Falklands War veteran and former paratrooper Chris Waddington was killed in a stunt plane crash near Herefordshire’s Shobdon airfield last August. The Air Accidents Investigation Branch (AAIB) has now concluded that the crash was not due to any mechanical fault.

During an aerobatic practice flight, Waddington’s single-seat Pitts biplane experienced an “uncommanded autorotative right roll” while performing a manoeuvre. It then entered a steep nose-down spiral dive. Despite his attempts to recover from the dive, the plane experienced an accelerated stall, causing it to crash into the ground “in an almost vertical attitude.”

The AAIB examined the wreckage at their facility in Farnborough, Hampshire, and found “no causal or contributory technical issues.” Instead, the report suggested that the height at which the pilot attempted the manoeuvre provided “little or no safety margin” when things started going wrong.
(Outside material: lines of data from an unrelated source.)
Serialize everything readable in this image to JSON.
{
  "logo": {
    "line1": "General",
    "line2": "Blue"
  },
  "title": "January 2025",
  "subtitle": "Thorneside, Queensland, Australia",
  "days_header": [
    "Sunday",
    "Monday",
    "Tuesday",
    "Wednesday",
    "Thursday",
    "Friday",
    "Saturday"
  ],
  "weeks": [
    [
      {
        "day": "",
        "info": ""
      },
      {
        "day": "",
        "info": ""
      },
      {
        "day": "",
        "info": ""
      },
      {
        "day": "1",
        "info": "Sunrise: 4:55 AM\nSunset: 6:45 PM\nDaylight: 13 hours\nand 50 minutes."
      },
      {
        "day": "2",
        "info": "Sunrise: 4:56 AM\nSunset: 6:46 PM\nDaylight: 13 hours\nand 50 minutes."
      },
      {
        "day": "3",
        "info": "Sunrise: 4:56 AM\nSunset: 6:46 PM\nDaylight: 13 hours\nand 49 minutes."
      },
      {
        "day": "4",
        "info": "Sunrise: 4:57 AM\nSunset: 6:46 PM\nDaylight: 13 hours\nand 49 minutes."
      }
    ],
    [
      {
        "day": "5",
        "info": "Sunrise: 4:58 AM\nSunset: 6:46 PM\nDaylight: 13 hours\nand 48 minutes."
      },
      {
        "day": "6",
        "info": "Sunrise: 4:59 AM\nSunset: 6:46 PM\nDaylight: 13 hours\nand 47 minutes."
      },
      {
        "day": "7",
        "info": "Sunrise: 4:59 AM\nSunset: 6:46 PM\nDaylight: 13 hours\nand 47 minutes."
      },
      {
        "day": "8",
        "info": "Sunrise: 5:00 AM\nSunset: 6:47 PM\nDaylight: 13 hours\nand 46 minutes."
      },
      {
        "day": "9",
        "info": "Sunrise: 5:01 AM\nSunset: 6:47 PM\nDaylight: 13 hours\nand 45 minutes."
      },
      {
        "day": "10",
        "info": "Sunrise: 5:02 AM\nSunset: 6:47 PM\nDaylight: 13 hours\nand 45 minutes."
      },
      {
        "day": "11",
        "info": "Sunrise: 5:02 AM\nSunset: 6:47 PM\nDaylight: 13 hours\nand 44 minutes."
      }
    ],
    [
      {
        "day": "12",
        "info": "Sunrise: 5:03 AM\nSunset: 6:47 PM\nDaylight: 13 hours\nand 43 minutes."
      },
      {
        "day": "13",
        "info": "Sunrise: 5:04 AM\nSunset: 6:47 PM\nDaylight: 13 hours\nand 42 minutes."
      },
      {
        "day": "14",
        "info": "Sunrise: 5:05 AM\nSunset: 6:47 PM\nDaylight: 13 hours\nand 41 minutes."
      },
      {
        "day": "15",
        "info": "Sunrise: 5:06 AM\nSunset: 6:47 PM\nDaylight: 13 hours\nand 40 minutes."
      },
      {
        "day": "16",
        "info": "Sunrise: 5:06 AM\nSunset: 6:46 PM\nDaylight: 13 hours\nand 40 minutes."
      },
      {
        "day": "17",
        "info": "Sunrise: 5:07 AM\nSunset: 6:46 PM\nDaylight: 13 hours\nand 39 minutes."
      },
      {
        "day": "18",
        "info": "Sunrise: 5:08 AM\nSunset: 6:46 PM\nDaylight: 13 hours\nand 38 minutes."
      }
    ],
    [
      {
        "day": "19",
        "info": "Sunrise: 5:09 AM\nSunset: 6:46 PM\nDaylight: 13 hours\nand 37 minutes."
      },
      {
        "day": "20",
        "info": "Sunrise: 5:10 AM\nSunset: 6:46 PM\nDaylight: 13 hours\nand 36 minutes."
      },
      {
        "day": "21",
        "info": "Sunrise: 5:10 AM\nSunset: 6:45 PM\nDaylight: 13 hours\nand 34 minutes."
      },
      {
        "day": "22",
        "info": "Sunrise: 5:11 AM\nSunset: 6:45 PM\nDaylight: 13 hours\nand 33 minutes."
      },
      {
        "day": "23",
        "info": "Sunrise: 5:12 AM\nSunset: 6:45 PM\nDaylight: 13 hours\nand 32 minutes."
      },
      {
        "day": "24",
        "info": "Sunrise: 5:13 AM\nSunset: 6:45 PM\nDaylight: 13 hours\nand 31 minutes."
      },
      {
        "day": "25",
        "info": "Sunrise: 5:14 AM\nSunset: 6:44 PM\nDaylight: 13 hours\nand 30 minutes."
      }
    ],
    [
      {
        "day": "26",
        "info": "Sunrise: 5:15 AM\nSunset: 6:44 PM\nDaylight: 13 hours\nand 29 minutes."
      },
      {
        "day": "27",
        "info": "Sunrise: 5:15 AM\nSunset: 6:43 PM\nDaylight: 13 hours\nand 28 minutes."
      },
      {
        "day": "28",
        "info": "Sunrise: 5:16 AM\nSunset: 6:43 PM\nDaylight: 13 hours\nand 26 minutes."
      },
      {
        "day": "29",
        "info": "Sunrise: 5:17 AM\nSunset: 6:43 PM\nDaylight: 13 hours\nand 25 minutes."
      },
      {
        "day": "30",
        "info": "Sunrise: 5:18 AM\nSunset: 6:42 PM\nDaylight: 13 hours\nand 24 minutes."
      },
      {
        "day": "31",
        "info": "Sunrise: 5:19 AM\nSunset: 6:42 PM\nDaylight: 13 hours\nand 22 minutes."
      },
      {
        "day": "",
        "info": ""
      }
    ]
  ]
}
With no time to deploy his parachute, Mr Waddington “did not survive the initial impact,” the report said. The airfield’s fire and rescue crew were at the scene within three minutes, dealing with “what remained of the intense post-crash fire” in a field south of the runway.

Investigators relied on footage from the airfield’s CCTV cameras, which captured some of the manoeuvres and the impact, as well as a submitted mobile phone video with sound to determine the plane’s engine speed.

Chris Waddington had recently appeared in a BBC documentary, Our Falklands War: A Frontline Story, commemorating the 40th anniversary of the conflict in which he served as a platoon commander. He had performed publicly several times with the US-made plane, which he purchased in 2003. The tragic loss of this experienced pilot serves as a stark reminder of the dangers and risks associated with aerobatic flights.